The last remnants of the net neutrality rules is a 2016 Court of Appeals for the District of Columbia ruling to uphold the reclassification of internet service providers as common carriers (which was originally passed in 2015), one of Wheeler’s final acts as Chairman of the FCC. However, lawyers are now arguing the ridiculously named ‘Restoring Internet Freedom’ proposal has sufficiently changed the regulatory and commercial environment enough to justify the courts ditching the final footnotes of Tom Wheeler’s FCC tenure.
“The petitions for writs of certiorari seek review of the court of appeals’ decision upholding the 2015 Order,” the filing states. “That decision does not warrant this Court’s review because the FCC has now issued a new order that supersedes the 2015 Order and repeals its conduct rules. In light of that development, questions concerning the procedural and substantive validity of the 2015 Order lack continuing practical significance.”
What is worth noting is this is not the first action against 2015 ruling. Lobby groups across the US are trying to tackle the reclassification and have launched their own appeal to the US Supreme Court last September, claiming the FCC exceeded its authority, and also didn’t do enough to justify its decision. While the rules themselves have been erased, there is a big picture motive for the industry.
As it stands, telcos are perfectly within their rights to wander down the route of zero rating offers or even venture into the land of paid-prioritization of internet traffic. Individual states are attempting to introduce their own legislation, but, as you can see from this link, lobby groups and Republican politicians are doing their best to stall the progress of these bills. So why bother taking down this legislation when it has no impact on today?
The answer is simple; seesaw politics. Like Trump’s administration erasing the progress made by Tom Wheeler, a Democrat-leaning FCC could well do the same. Using the legal classification of telcos as common carriers could be used as the foundation to launch another assault promoting net neutrality rules. If the telco industry destroys the classification ruling today, future administrations will find it much more difficult to undo Pai’s work.
This is essentially the way politics works. An idea will be contested on either side of the aisle, with the controlling party winning out. This will continue until something more contentious appears and politicians have a fresher argument to pretend they care about, leaning on the emotions of the general public to earn PR points. Few of these politicians will care about the issues at hand, in fact, few will actually understand them, but these are shallow-caricatures of human beings who will do anything to boost their polling numbers and popularity ratings.
The industry won when it came to overturning net neutrality rules under Pai’s guidance in the FCC, and now it is trying to ensure future governments have few options to reinstate consumer protections which were implemented through the rules.
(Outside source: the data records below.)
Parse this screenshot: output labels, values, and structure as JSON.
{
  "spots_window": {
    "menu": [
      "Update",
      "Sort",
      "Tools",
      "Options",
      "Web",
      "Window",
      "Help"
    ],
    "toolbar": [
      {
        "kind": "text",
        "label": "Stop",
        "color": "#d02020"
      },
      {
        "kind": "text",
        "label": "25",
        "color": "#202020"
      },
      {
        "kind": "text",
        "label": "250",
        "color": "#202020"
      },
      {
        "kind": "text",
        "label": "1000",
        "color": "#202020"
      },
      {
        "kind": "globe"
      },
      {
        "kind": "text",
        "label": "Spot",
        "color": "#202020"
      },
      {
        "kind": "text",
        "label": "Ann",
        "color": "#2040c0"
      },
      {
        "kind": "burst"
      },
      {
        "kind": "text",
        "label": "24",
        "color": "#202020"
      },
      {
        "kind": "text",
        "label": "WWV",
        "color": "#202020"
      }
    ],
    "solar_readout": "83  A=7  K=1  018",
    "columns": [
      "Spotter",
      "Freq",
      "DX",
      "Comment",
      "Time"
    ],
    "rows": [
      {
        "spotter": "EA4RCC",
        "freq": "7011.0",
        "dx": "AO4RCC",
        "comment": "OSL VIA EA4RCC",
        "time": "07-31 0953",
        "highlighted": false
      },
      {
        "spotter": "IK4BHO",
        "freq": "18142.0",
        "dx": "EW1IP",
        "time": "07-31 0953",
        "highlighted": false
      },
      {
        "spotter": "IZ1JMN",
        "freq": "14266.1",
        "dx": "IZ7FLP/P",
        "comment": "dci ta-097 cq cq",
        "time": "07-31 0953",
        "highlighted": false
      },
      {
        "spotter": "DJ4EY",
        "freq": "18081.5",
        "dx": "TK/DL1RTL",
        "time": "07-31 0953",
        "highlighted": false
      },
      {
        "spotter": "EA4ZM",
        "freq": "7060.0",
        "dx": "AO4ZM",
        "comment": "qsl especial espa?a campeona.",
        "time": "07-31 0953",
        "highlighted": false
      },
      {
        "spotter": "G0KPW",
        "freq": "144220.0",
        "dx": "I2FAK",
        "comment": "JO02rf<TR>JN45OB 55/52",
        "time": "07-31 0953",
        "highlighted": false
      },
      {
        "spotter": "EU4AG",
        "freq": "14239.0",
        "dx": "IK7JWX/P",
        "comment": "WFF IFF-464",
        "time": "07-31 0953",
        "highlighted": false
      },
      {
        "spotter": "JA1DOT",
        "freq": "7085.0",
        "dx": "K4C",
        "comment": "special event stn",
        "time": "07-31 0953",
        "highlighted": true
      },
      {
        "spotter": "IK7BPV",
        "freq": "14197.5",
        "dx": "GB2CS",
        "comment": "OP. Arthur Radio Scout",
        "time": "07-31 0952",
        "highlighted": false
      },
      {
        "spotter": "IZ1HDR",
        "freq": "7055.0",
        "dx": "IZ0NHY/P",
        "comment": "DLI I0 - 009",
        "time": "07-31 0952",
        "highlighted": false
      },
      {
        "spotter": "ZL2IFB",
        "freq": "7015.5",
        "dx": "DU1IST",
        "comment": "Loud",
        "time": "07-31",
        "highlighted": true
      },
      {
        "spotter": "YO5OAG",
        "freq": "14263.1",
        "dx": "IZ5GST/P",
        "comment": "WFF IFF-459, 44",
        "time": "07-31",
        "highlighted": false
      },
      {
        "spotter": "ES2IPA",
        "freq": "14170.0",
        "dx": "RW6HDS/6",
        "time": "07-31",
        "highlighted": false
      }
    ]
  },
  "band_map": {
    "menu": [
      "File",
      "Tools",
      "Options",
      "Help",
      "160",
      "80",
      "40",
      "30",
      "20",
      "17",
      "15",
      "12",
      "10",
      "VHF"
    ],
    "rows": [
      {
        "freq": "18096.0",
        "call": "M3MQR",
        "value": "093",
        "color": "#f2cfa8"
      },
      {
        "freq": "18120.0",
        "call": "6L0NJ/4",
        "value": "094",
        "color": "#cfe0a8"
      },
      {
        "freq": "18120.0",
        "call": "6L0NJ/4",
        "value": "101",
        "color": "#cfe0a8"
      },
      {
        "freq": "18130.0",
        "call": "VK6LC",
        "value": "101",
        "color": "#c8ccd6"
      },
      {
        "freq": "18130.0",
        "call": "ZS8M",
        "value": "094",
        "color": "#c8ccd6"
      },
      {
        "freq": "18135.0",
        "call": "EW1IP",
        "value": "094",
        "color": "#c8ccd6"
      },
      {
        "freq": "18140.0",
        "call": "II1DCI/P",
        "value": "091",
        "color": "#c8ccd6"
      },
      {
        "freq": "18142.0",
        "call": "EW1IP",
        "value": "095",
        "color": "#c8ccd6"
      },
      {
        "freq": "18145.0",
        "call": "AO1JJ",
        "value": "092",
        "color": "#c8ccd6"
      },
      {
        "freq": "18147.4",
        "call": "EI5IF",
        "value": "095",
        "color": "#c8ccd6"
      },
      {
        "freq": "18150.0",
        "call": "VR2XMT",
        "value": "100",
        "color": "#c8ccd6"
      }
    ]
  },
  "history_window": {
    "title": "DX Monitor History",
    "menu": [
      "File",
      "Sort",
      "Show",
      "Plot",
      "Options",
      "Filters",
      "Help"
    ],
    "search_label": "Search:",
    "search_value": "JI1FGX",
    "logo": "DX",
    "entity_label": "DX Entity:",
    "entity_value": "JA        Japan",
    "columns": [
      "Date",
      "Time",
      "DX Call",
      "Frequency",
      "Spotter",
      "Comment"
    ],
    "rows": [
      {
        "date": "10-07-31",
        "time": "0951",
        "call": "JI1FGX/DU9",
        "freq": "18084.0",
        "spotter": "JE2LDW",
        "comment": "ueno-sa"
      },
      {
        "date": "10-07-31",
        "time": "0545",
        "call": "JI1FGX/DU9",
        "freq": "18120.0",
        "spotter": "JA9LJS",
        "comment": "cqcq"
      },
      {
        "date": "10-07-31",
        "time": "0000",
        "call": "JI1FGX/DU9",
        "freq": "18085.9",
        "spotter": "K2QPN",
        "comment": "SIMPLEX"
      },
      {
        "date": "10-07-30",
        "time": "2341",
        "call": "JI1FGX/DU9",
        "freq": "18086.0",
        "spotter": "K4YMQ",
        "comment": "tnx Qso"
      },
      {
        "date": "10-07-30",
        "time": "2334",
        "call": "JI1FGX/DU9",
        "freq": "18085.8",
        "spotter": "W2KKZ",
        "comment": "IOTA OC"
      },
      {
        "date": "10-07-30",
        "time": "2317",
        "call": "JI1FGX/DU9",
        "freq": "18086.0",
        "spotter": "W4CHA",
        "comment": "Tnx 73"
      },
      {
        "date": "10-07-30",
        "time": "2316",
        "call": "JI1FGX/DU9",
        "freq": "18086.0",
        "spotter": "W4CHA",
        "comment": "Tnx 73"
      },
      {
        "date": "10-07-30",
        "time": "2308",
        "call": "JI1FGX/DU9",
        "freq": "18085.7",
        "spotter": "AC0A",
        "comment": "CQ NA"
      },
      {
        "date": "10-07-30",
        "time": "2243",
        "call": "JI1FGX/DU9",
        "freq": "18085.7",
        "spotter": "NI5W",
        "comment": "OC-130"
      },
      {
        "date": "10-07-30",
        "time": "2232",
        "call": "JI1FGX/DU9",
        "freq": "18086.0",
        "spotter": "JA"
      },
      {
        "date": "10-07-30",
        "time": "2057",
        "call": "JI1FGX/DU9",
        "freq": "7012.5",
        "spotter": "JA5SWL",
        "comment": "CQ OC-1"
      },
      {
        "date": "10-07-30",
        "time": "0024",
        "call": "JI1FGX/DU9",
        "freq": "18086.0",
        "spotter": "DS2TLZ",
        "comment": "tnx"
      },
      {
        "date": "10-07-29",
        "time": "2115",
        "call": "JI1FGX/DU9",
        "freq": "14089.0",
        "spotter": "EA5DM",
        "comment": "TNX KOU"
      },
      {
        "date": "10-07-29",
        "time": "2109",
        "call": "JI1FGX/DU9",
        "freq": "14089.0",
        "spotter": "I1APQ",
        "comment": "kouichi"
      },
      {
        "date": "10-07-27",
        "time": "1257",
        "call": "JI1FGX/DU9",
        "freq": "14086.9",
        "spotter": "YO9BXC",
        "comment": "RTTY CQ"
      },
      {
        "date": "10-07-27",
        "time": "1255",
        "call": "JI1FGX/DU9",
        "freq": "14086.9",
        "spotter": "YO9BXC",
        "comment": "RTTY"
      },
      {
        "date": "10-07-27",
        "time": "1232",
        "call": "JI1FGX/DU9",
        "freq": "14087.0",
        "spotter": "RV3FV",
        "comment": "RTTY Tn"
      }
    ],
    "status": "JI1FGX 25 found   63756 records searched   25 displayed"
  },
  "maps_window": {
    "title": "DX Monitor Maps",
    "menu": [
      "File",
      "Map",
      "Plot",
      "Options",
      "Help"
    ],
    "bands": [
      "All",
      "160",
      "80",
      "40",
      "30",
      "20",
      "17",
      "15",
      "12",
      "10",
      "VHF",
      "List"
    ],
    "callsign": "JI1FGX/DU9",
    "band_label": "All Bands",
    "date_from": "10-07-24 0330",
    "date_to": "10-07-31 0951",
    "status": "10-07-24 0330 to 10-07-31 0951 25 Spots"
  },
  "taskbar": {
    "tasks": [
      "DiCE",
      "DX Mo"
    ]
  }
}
The long-game is underway, and it might not be too long before people start asking who Tom Wheeler even was.